### ASSIGNMENT
If a line below contains the string "handle", return that line.

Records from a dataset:
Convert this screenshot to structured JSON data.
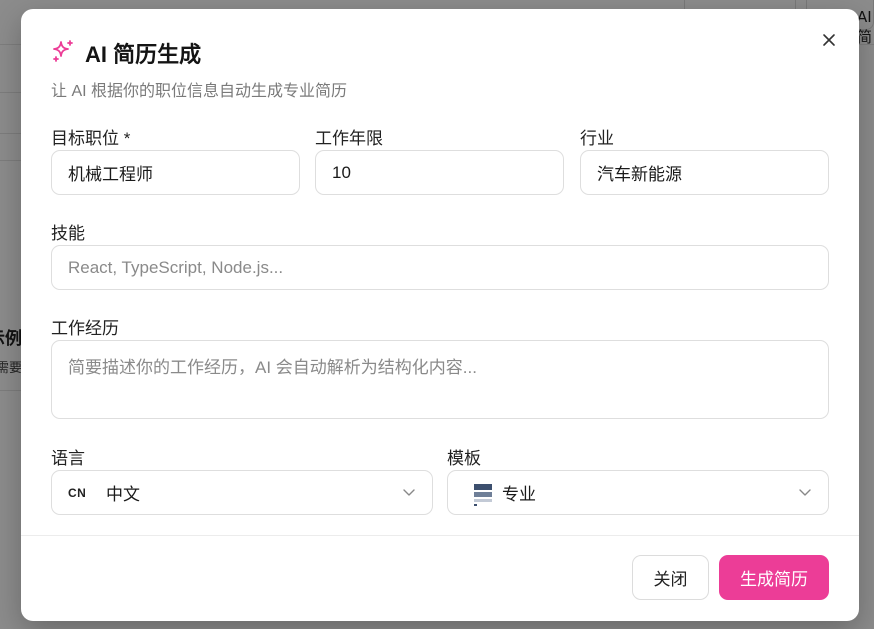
{
  "background": {
    "side_title": "示例",
    "side_subtitle": "需要",
    "top_right_label": "AI 简"
  },
  "dialog": {
    "icon": "sparkles-icon",
    "title": "AI 简历生成",
    "subtitle": "让 AI 根据你的职位信息自动生成专业简历",
    "close_icon": "close-icon",
    "fields": {
      "target_position": {
        "label": "目标职位 *",
        "value": "机械工程师"
      },
      "years": {
        "label": "工作年限",
        "value": "10"
      },
      "industry": {
        "label": "行业",
        "value": "汽车新能源"
      },
      "skills": {
        "label": "技能",
        "value": "",
        "placeholder": "React, TypeScript, Node.js..."
      },
      "experience": {
        "label": "工作经历",
        "value": "",
        "placeholder": "简要描述你的工作经历，AI 会自动解析为结构化内容..."
      },
      "language": {
        "label": "语言",
        "badge": "CN",
        "selected": "中文"
      },
      "template": {
        "label": "模板",
        "icon": "template-thumbnail-icon",
        "selected": "专业"
      }
    },
    "buttons": {
      "close": "关闭",
      "generate": "生成简历"
    },
    "colors": {
      "accent": "#ec3d97"
    }
  }
}
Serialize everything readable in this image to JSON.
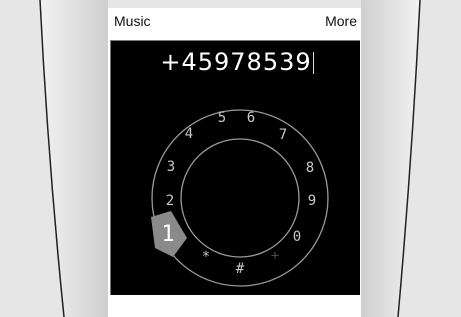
{
  "softkeys": {
    "left_label": "Music",
    "right_label": "More"
  },
  "dialer": {
    "entered_number": "+45978539",
    "selected_digit": "1",
    "digits": [
      "5",
      "6",
      "4",
      "7",
      "3",
      "8",
      "2",
      "9",
      "0",
      "*",
      "#",
      "+"
    ]
  },
  "colors": {
    "screen_background": "#000000",
    "digit_color": "#c8c8c8",
    "selected_marker": "#8a8a8a"
  }
}
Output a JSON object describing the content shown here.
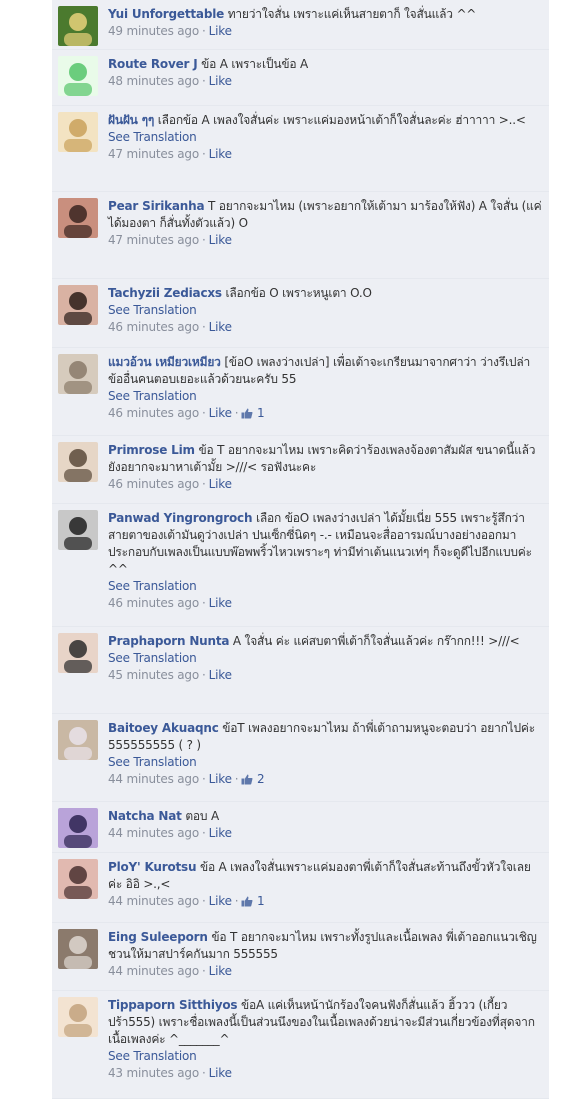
{
  "colors": {
    "link": "#3b5998",
    "meta": "#898f9c",
    "background": "#edeff4",
    "text": "#333333"
  },
  "labels": {
    "like": "Like",
    "see_translation": "See Translation",
    "like_icon": "thumbs-up-icon"
  },
  "comments": [
    {
      "author": "Yui Unforgettable",
      "text": "ทายว่าใจสั่น เพราะแค่เห็นสายตาก็ ใจสั่นแล้ว ^^",
      "time": "49 minutes ago",
      "translation": false,
      "likes": ""
    },
    {
      "author": "Route Rover J",
      "text": "ข้อ A เพราะเป็นข้อ A",
      "time": "48 minutes ago",
      "translation": false,
      "likes": ""
    },
    {
      "author": "ฝันฝัน ๆๆ",
      "text": "เลือกข้อ A เพลงใจสั่นค่ะ เพราะแค่มองหน้าเต้าก็ใจสั่นละค่ะ ฮ่าาาาา >..<",
      "time": "47 minutes ago",
      "translation": true,
      "likes": ""
    },
    {
      "author": "Pear Sirikanha",
      "text": "T อยากจะมาไหม (เพราะอยากให้เต้ามา มาร้องให้ฟัง) A ใจสั่น (แค่ได้มองตา ก็สั่นทั้งตัวแล้ว) O",
      "time": "47 minutes ago",
      "translation": false,
      "likes": ""
    },
    {
      "author": "Tachyzii Zediacxs",
      "text": "เลือกข้อ O เพราะหนูเตา O.O",
      "time": "46 minutes ago",
      "translation": true,
      "likes": ""
    },
    {
      "author": "แมวอ้วน เหมียวเหมียว",
      "text": "[ข้อO เพลงว่างเปล่า] เพื่อเต้าจะเกรียนมาจากศาว่า ว่างรึเปล่า ข้ออื่นคนตอบเยอะแล้วด้วยนะครับ 55",
      "time": "46 minutes ago",
      "translation": true,
      "likes": "1"
    },
    {
      "author": "Primrose Lim",
      "text": "ข้อ T อยากจะมาไหม เพราะคิดว่าร้องเพลงจ้องตาสัมผัส ขนาดนี้แล้วยังอยากจะมาหาเต้ามั้ย >///< รอฟังนะคะ",
      "time": "46 minutes ago",
      "translation": false,
      "likes": ""
    },
    {
      "author": "Panwad Yingrongroch",
      "text": "เลือก ข้อO เพลงว่างเปล่า ได้มั้ยเนี่ย 555 เพราะรู้สึกว่าสายตาของเต้ามันดูว่างเปล่า ปนเซ็กซี่นิดๆ -.- เหมือนจะสื่ออารมณ์บางอย่างออกมา ประกอบกับเพลงเป็นแบบพ๊อพพริ้วไหวเพราะๆ ท่ามีท่าเต้นแนวเท่ๆ ก็จะดูดีไปอีกแบบค่ะ ^^",
      "time": "46 minutes ago",
      "translation": true,
      "likes": ""
    },
    {
      "author": "Praphaporn Nunta",
      "text": "A ใจสั่น ค่ะ แค่สบตาพี่เต้าก็ใจสั่นแล้วค่ะ กร๊ากก!!! >///<",
      "time": "45 minutes ago",
      "translation": true,
      "likes": ""
    },
    {
      "author": "Baitoey Akuaqnc",
      "text": "ข้อT เพลงอยากจะมาไหม ถ้าพี่เต้าถามหนูจะตอบว่า อยากไปค่ะ 555555555 ( ? )",
      "time": "44 minutes ago",
      "translation": true,
      "likes": "2"
    },
    {
      "author": "Natcha Nat",
      "text": "ตอบ A",
      "time": "44 minutes ago",
      "translation": false,
      "likes": ""
    },
    {
      "author": "PloY' Kurotsu",
      "text": "ข้อ A เพลงใจสั่นเพราะแค่มองตาพี่เต้าก็ใจสั่นสะท้านถึงขั้วหัวใจเลยค่ะ อิอิ >.,<",
      "time": "44 minutes ago",
      "translation": false,
      "likes": "1"
    },
    {
      "author": "Eing Suleeporn",
      "text": "ข้อ T อยากจะมาไหม เพราะทั้งรูปและเนื้อเพลง พี่เต้าออกแนวเชิญชวนให้มาสปาร์คกันมาก 555555",
      "time": "44 minutes ago",
      "translation": false,
      "likes": ""
    },
    {
      "author": "Tippaporn Sitthiyos",
      "text": "ข้อA แค่เห็นหน้านักร้องใจคนฟังก็สั่นแล้ว ฮิ้ววว (เกี้ยวปร้า555) เพราะชื่อเพลงนี้เป็นส่วนนึงของในเนื้อเพลงด้วยน่าจะมีส่วนเกี่ยวข้องที่สุดจากเนื้อเพลงค่ะ ^_______^",
      "time": "43 minutes ago",
      "translation": true,
      "likes": ""
    }
  ]
}
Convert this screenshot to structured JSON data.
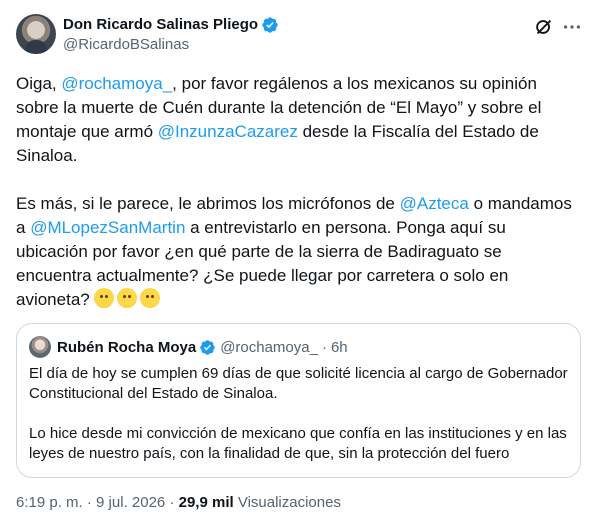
{
  "tweet": {
    "display_name": "Don Ricardo Salinas Pliego",
    "handle": "@RicardoBSalinas",
    "paragraph1": [
      {
        "t": "Oiga, ",
        "m": false
      },
      {
        "t": "@rochamoya_",
        "m": true
      },
      {
        "t": ", por favor regálenos a los mexicanos su opinión sobre la muerte de Cuén durante la detención de “El Mayo” y sobre el montaje que armó ",
        "m": false
      },
      {
        "t": "@InzunzaCazarez",
        "m": true
      },
      {
        "t": " desde la Fiscalía del Estado de Sinaloa.",
        "m": false
      }
    ],
    "paragraph2": [
      {
        "t": "Es más, si le parece, le abrimos los micrófonos de ",
        "m": false
      },
      {
        "t": "@Azteca",
        "m": true
      },
      {
        "t": " o mandamos a ",
        "m": false
      },
      {
        "t": "@MLopezSanMartin",
        "m": true
      },
      {
        "t": " a entrevistarlo en persona. Ponga aquí su ubicación por favor ¿en qué parte de la sierra de Badiraguato se encuentra actualmente? ¿Se puede llegar por carretera o solo en avioneta? ",
        "m": false
      }
    ],
    "emojis": [
      "thinking-face-emoji",
      "eye-roll-emoji",
      "relieved-face-emoji"
    ]
  },
  "quote": {
    "display_name": "Rubén Rocha Moya",
    "handle": "@rochamoya_",
    "dot": "·",
    "time": "6h",
    "line1": "El día de hoy se cumplen 69 días de que solicité licencia al cargo de Gobernador Constitucional del Estado de Sinaloa.",
    "line2": "Lo hice desde mi convicción de mexicano que confía en  las instituciones y en las leyes de nuestro país, con la finalidad de que, sin la protección del fuero"
  },
  "meta": {
    "time": "6:19 p. m.",
    "sep": "·",
    "date": "9 jul. 2026",
    "views_count": "29,9 mil",
    "views_label": "Visualizaciones"
  },
  "colors": {
    "accent": "#1d9bf0",
    "text": "#0f1419",
    "muted": "#536471",
    "border": "#cfd9de"
  },
  "icons": {
    "verified": "verified-badge-icon",
    "grok": "grok-icon",
    "more": "more-icon"
  }
}
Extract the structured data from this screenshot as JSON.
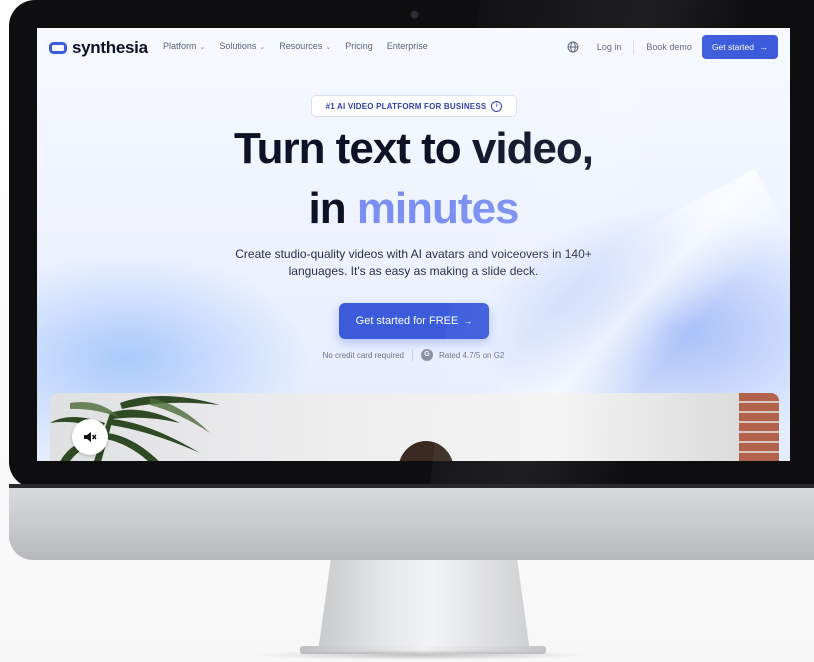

### OUTPUT FOR THIS EXERCISE
    "handle": "@RicardoBSalinas",
    "handle": "@rochamoya_",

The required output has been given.